The input below:

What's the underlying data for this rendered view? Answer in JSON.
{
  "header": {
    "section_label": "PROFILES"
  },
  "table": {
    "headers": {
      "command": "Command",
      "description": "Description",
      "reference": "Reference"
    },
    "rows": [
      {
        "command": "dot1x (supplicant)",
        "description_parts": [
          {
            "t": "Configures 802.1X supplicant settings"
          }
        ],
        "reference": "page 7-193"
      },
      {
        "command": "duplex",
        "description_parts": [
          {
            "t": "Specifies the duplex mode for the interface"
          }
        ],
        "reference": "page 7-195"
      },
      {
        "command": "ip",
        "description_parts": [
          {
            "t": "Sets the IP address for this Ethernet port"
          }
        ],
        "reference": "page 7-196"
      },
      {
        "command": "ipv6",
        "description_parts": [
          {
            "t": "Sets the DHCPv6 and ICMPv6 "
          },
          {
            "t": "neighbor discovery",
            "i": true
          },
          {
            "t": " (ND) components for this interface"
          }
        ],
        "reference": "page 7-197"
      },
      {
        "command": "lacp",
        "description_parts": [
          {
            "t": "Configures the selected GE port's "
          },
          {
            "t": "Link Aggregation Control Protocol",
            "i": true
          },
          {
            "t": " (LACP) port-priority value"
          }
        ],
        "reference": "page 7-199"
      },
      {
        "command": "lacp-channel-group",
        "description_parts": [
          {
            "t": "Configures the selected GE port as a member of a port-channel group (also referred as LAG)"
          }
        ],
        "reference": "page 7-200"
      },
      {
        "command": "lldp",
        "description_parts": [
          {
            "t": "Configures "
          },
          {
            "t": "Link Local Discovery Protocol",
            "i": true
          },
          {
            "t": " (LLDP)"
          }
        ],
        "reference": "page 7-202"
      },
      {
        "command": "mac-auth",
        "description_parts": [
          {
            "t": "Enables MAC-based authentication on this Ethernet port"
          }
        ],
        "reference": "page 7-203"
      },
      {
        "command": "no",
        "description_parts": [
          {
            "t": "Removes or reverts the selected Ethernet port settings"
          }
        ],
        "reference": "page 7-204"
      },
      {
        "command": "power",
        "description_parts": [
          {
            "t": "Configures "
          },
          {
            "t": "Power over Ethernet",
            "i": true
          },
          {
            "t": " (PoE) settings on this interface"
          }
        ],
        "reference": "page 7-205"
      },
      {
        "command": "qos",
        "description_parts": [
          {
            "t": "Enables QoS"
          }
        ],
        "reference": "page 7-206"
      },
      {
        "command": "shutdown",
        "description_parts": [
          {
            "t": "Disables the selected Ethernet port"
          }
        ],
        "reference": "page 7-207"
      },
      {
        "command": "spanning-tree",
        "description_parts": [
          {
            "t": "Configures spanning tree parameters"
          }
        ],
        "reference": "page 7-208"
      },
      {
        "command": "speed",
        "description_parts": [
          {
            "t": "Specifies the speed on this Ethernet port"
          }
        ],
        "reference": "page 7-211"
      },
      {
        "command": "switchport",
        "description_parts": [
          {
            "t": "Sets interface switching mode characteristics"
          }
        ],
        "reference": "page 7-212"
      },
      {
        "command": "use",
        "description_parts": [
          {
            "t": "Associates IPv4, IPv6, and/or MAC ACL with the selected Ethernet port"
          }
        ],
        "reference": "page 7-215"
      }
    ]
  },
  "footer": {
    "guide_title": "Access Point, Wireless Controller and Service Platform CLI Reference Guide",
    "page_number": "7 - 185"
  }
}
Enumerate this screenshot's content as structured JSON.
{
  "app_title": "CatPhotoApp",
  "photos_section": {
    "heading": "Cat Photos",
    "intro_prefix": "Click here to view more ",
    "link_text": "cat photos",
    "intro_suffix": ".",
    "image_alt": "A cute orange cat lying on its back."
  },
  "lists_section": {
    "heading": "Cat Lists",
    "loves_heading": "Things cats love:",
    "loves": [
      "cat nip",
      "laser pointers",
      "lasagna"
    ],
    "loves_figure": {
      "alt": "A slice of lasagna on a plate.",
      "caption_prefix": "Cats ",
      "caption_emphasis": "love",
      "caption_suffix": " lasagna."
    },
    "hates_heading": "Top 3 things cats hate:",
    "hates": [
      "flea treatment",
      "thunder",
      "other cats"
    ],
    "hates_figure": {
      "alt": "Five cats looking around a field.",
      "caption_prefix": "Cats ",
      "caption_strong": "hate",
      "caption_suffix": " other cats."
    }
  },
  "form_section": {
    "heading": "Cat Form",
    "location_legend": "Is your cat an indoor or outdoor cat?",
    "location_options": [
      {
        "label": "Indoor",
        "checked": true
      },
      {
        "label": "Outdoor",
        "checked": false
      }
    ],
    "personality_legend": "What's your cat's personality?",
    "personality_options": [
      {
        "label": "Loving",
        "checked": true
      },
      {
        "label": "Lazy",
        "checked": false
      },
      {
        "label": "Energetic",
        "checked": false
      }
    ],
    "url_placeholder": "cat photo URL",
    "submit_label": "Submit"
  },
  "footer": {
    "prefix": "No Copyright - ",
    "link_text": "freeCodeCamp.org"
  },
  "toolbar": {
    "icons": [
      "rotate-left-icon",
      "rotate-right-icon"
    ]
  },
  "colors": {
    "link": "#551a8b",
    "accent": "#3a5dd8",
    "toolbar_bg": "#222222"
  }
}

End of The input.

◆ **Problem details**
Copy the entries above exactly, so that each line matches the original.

◆ **Written response**
What's the underlying data for this rendered view? Answer in JSON.
{
  "header": {
    "section_label": "PROFILES"
  },
  "table": {
    "headers": {
      "command": "Command",
      "description": "Description",
      "reference": "Reference"
    },
    "rows": [
      {
        "command": "dot1x (supplicant)",
        "description_parts": [
          {
            "t": "Configures 802.1X supplicant settings"
          }
        ],
        "reference": "page 7-193"
      },
      {
        "command": "duplex",
        "description_parts": [
          {
            "t": "Specifies the duplex mode for the interface"
          }
        ],
        "reference": "page 7-195"
      },
      {
        "command": "ip",
        "description_parts": [
          {
            "t": "Sets the IP address for this Ethernet port"
          }
        ],
        "reference": "page 7-196"
      },
      {
        "command": "ipv6",
        "description_parts": [
          {
            "t": "Sets the DHCPv6 and ICMPv6 "
          },
          {
            "t": "neighbor discovery",
            "i": true
          },
          {
            "t": " (ND) components for this interface"
          }
        ],
        "reference": "page 7-197"
      },
      {
        "command": "lacp",
        "description_parts": [
          {
            "t": "Configures the selected GE port's "
          },
          {
            "t": "Link Aggregation Control Protocol",
            "i": true
          },
          {
            "t": " (LACP) port-priority value"
          }
        ],
        "reference": "page 7-199"
      },
      {
        "command": "lacp-channel-group",
        "description_parts": [
          {
            "t": "Configures the selected GE port as a member of a port-channel group (also referred as LAG)"
          }
        ],
        "reference": "page 7-200"
      },
      {
        "command": "lldp",
        "description_parts": [
          {
            "t": "Configures "
          },
          {
            "t": "Link Local Discovery Protocol",
            "i": true
          },
          {
            "t": " (LLDP)"
          }
        ],
        "reference": "page 7-202"
      },
      {
        "command": "mac-auth",
        "description_parts": [
          {
            "t": "Enables MAC-based authentication on this Ethernet port"
          }
        ],
        "reference": "page 7-203"
      },
      {
        "command": "no",
        "description_parts": [
          {
            "t": "Removes or reverts the selected Ethernet port settings"
          }
        ],
        "reference": "page 7-204"
      },
      {
        "command": "power",
        "description_parts": [
          {
            "t": "Configures "
          },
          {
            "t": "Power over Ethernet",
            "i": true
          },
          {
            "t": " (PoE) settings on this interface"
          }
        ],
        "reference": "page 7-205"
      },
      {
        "command": "qos",
        "description_parts": [
          {
            "t": "Enables QoS"
          }
        ],
        "reference": "page 7-206"
      },
      {
        "command": "shutdown",
        "description_parts": [
          {
            "t": "Disables the selected Ethernet port"
          }
        ],
        "reference": "page 7-207"
      },
      {
        "command": "spanning-tree",
        "description_parts": [
          {
            "t": "Configures spanning tree parameters"
          }
        ],
        "reference": "page 7-208"
      },
      {
        "command": "speed",
        "description_parts": [
          {
            "t": "Specifies the speed on this Ethernet port"
          }
        ],
        "reference": "page 7-211"
      },
      {
        "command": "switchport",
        "description_parts": [
          {
            "t": "Sets interface switching mode characteristics"
          }
        ],
        "reference": "page 7-212"
      },
      {
        "command": "use",
        "description_parts": [
          {
            "t": "Associates IPv4, IPv6, and/or MAC ACL with the selected Ethernet port"
          }
        ],
        "reference": "page 7-215"
      }
    ]
  },
  "footer": {
    "guide_title": "Access Point, Wireless Controller and Service Platform CLI Reference Guide",
    "page_number": "7 - 185"
  }
}
Enumerate this screenshot's content as structured JSON.
{
  "app_title": "CatPhotoApp",
  "photos_section": {
    "heading": "Cat Photos",
    "intro_prefix": "Click here to view more ",
    "link_text": "cat photos",
    "intro_suffix": ".",
    "image_alt": "A cute orange cat lying on its back."
  },
  "lists_section": {
    "heading": "Cat Lists",
    "loves_heading": "Things cats love:",
    "loves": [
      "cat nip",
      "laser pointers",
      "lasagna"
    ],
    "loves_figure": {
      "alt": "A slice of lasagna on a plate.",
      "caption_prefix": "Cats ",
      "caption_emphasis": "love",
      "caption_suffix": " lasagna."
    },
    "hates_heading": "Top 3 things cats hate:",
    "hates": [
      "flea treatment",
      "thunder",
      "other cats"
    ],
    "hates_figure": {
      "alt": "Five cats looking around a field.",
      "caption_prefix": "Cats ",
      "caption_strong": "hate",
      "caption_suffix": " other cats."
    }
  },
  "form_section": {
    "heading": "Cat Form",
    "location_legend": "Is your cat an indoor or outdoor cat?",
    "location_options": [
      {
        "label": "Indoor",
        "checked": true
      },
      {
        "label": "Outdoor",
        "checked": false
      }
    ],
    "personality_legend": "What's your cat's personality?",
    "personality_options": [
      {
        "label": "Loving",
        "checked": true
      },
      {
        "label": "Lazy",
        "checked": false
      },
      {
        "label": "Energetic",
        "checked": false
      }
    ],
    "url_placeholder": "cat photo URL",
    "submit_label": "Submit"
  },
  "footer": {
    "prefix": "No Copyright - ",
    "link_text": "freeCodeCamp.org"
  },
  "toolbar": {
    "icons": [
      "rotate-left-icon",
      "rotate-right-icon"
    ]
  },
  "colors": {
    "link": "#551a8b",
    "accent": "#3a5dd8",
    "toolbar_bg": "#222222"
  }
}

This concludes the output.